Lina Benebdallah, assistant professor of politics and international affairs at Wake Forest University, North Carolina, however, cautions that the China-Africa relationship is “asymmetric.” In 2016, for example, China exported $88 billion in goods to Africa, but only imported $40 billion from the continent.
And there are countries with worrying amounts of Chinese debt. In Djibouti, China holds 77% of the national debt, while Zambia’s $6.4 billion in Chinese loans represents the lion share of its commitments. A spokesperson for China’s Ministry of Foreign Affairs (MOFA) told CNN via email that China has paid “high attention” to African debt situation, and is dedicated to “sustainable development.”
Twisting Ethiopia’s arm?
One of the big concerns around Chinese loans is debt-trap diplomacy — the idea that Beijing will pressure countries that can’t pay into exploitative deals.
At the imposing prime minister’s office building in Addis Ababa, Arkebe Oqubay, a senior government minister, is adamant that Ethiopia hasn’t seen any arm-twisting from China. “One of the unique things that makes Chinese funding quite attractive is they practice non-intervention in local politics,” he says.
And Beijing has been demanding that African nations cut diplomatic ties with Taiwan, under its “One China Policy,” for decades he says — debt or no debt.
Luke Patey, a senior researcher at the Danish Institute of International Studies, sees it differently. He cites the example of Sri Lanka as the “canary in the coal mine.”
In 2010, Beijing invested $1.5 billion to build the Hambantota port. When Sri Lanka couldn’t repay the debt, it signed a 99-year lease of the port with a Chinese state-owned company to service some of the billions it owed.
“If developing countries do not pay greater attention to how they manage their debt with China, we’re going to see a growing number selling off large stakes in key sovereign assets,” Patey says.
Another concern is national security. Earlier this year, French news outlet, Le Monde, alleged that Beijing had spied on the African Union through the computer systems it helped install.
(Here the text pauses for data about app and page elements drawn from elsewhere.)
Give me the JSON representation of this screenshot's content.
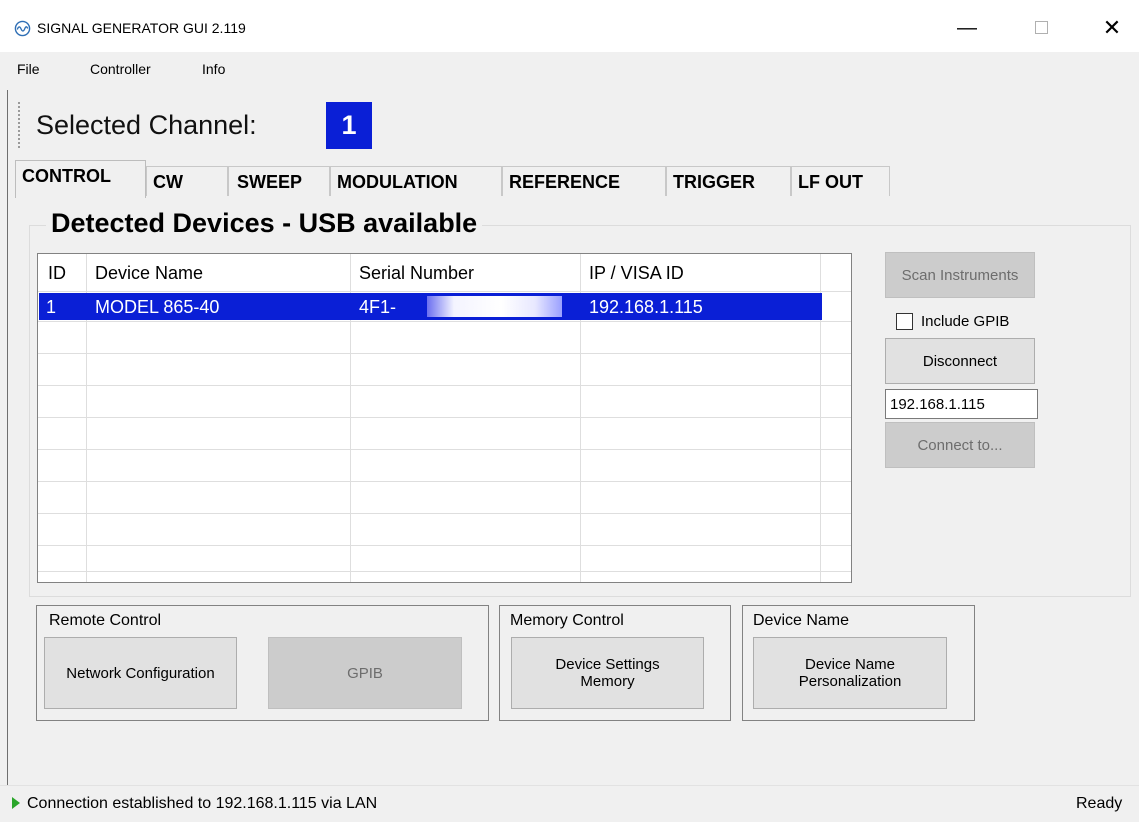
{
  "window": {
    "title": "SIGNAL GENERATOR GUI 2.119",
    "minimize": "—",
    "close": "✕"
  },
  "menu": [
    "File",
    "Controller",
    "Info"
  ],
  "channel": {
    "label": "Selected Channel:",
    "value": "1"
  },
  "tabs": [
    "CONTROL",
    "CW",
    "SWEEP",
    "MODULATION",
    "REFERENCE",
    "TRIGGER",
    "LF OUT"
  ],
  "active_tab": "CONTROL",
  "devices": {
    "title": "Detected Devices - USB available",
    "columns": [
      "ID",
      "Device Name",
      "Serial Number",
      "IP / VISA ID"
    ],
    "rows": [
      {
        "id": "1",
        "name": "MODEL 865-40",
        "serial": "4F1-",
        "ip": "192.168.1.115"
      }
    ]
  },
  "controls": {
    "scan": "Scan Instruments",
    "include_gpib": "Include  GPIB",
    "include_gpib_checked": false,
    "disconnect": "Disconnect",
    "ip_value": "192.168.1.115",
    "connect_to": "Connect to..."
  },
  "remote_control": {
    "title": "Remote Control",
    "network": "Network Configuration",
    "gpib": "GPIB"
  },
  "memory_control": {
    "title": "Memory Control",
    "settings_line1": "Device Settings",
    "settings_line2": "Memory"
  },
  "device_name": {
    "title": "Device Name",
    "line1": "Device Name",
    "line2": "Personalization"
  },
  "status": {
    "message": "Connection established to 192.168.1.115 via LAN",
    "state": "Ready"
  },
  "colors": {
    "selection": "#0a1fd6",
    "status_ok": "#2aa62a"
  }
}
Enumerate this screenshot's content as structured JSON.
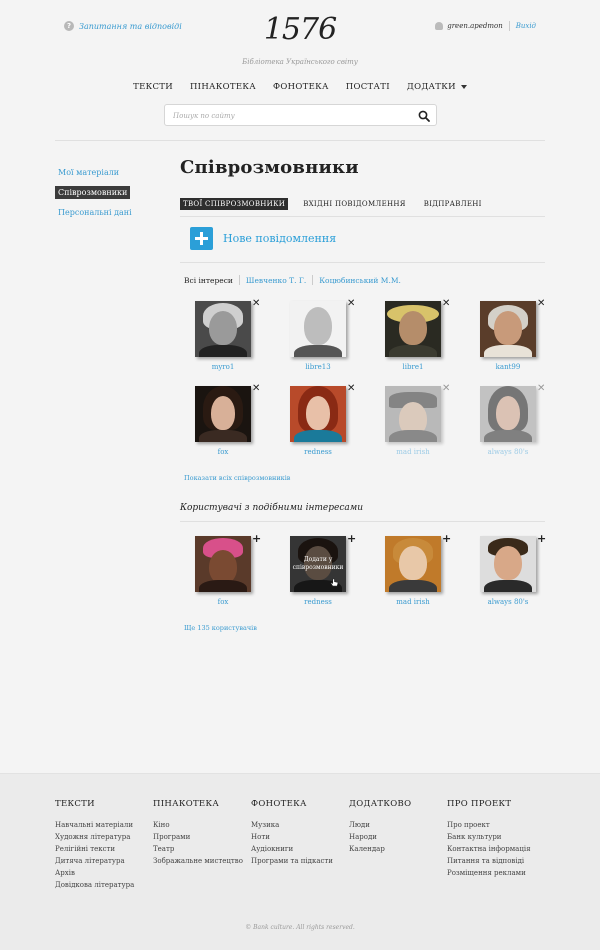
{
  "header": {
    "help_link": "Запитання та відповіді",
    "logo": "1576",
    "tagline": "Бібліотека Українського світу",
    "username": "green.apedmon",
    "logout": "Вихід"
  },
  "nav": {
    "items": [
      "ТЕКСТИ",
      "ПІНАКОТЕКА",
      "ФОНОТЕКА",
      "ПОСТАТІ",
      "ДОДАТКИ"
    ]
  },
  "search": {
    "placeholder": "Пошук по сайту"
  },
  "sidebar": {
    "items": [
      "Мої матеріали",
      "Співрозмовники",
      "Персональні дані"
    ]
  },
  "main": {
    "title": "Співрозмовники",
    "tabs": [
      "ТВОЇ СПІВРОЗМОВНИКИ",
      "ВХІДНІ ПОВІДОМЛЕННЯ",
      "ВІДПРАВЛЕНІ"
    ],
    "new_message": "Нове повідомлення",
    "filters": [
      "Всі інтереси",
      "Шевченко Т. Г.",
      "Коцюбинський М.М."
    ],
    "contacts": [
      {
        "name": "myro1",
        "faded": false
      },
      {
        "name": "libre13",
        "faded": false
      },
      {
        "name": "libre1",
        "faded": false
      },
      {
        "name": "kant99",
        "faded": false
      },
      {
        "name": "fox",
        "faded": false
      },
      {
        "name": "redness",
        "faded": false
      },
      {
        "name": "mad irish",
        "faded": true
      },
      {
        "name": "always 80's",
        "faded": true
      }
    ],
    "show_all": "Показати всіх співрозмовників",
    "similar_title": "Користувачі з подібними інтересами",
    "similar": [
      "fox",
      "redness",
      "mad irish",
      "always 80's"
    ],
    "add_overlay": "Додати у співрозмовники",
    "more_users": "Ще 135 користувачів"
  },
  "footer": {
    "columns": [
      {
        "title": "ТЕКСТИ",
        "links": [
          "Навчальні матеріали",
          "Художня література",
          "Релігійні тексти",
          "Дитяча література",
          "Архів",
          "Довідкова література"
        ]
      },
      {
        "title": "ПІНАКОТЕКА",
        "links": [
          "Кіно",
          "Програми",
          "Театр",
          "Зображальне мистецтво"
        ]
      },
      {
        "title": "ФОНОТЕКА",
        "links": [
          "Музика",
          "Ноти",
          "Аудіокниги",
          "Програми та підкасти"
        ]
      },
      {
        "title": "ДОДАТКОВО",
        "links": [
          "Люди",
          "Народи",
          "Календар"
        ]
      },
      {
        "title": "ПРО ПРОЕКТ",
        "links": [
          "Про проект",
          "Банк культури",
          "Контактна інформація",
          "Питання та відповіді",
          "Розміщення реклами"
        ]
      }
    ],
    "copyright": "© Bank culture. All rights reserved."
  },
  "colors": {
    "accent": "#3a9bd0",
    "button": "#2b9fd8",
    "active_tab": "#2e2e2e"
  }
}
China’s foreign ministry said the report was based on “groundless accusations” and the AU disregarded the allegations as “baseless.” But the rumors raised eyebrows, as China builds symbolic political facilities across Africa.
“The Germans could have bugged that building,” Ochieng says, pointing to the far more modest Peace and Security facility Angela Merkel’s government gifted the AU in 2016. “But will the story that the Germans are watching Africa sell as well?”
When Western powers see a city like Addis Ababa awash with Chinese influence, there is the knee-jerk reaction that “China has an ulterior motive,” says Benebdallah. But it’s often the case, says Taylor, that Chinese companies don’t face Western competition for construction contracts. Once Chinese firms have shipped their equipment, they may as well stay put and capitalize.
For Patey it’s not that simple. When China finances roads, railways, and hydropower dams, he says, it stipulates that Chinese construction companies build them with Chinese concrete and steel. “Africa has served as a launching pad for Chinese … companies to gain overseas experience,” he adds. “It’s where China Inc cuts its international teeth.”
A MOFA spokesperson told CNN via email that Chinese companies in Africa operate “independently” and that the Chinese government is “committed to equal negotiations,” and had no interest in “lecturing countries.”
On a Friday afternoon at Poli Lotus, Theodros Amdeberhan’s teenage son plays FIFA on the wide-screen TV, while the maid roasts coffee and a picture of the Eiffel Tower hangs over the sofa in their Chinese-built apartment.
When asked how he feels about the Chinese molding Addis Ababa in their country’s own image, Amdeberhan says: “I once went to China and noticed that they have this way of building city centers that can incorporate all the needs of the people.” With the higgledy piggledy chaos of unplanned Addis just beyond his window, he says it’s an appealing concept.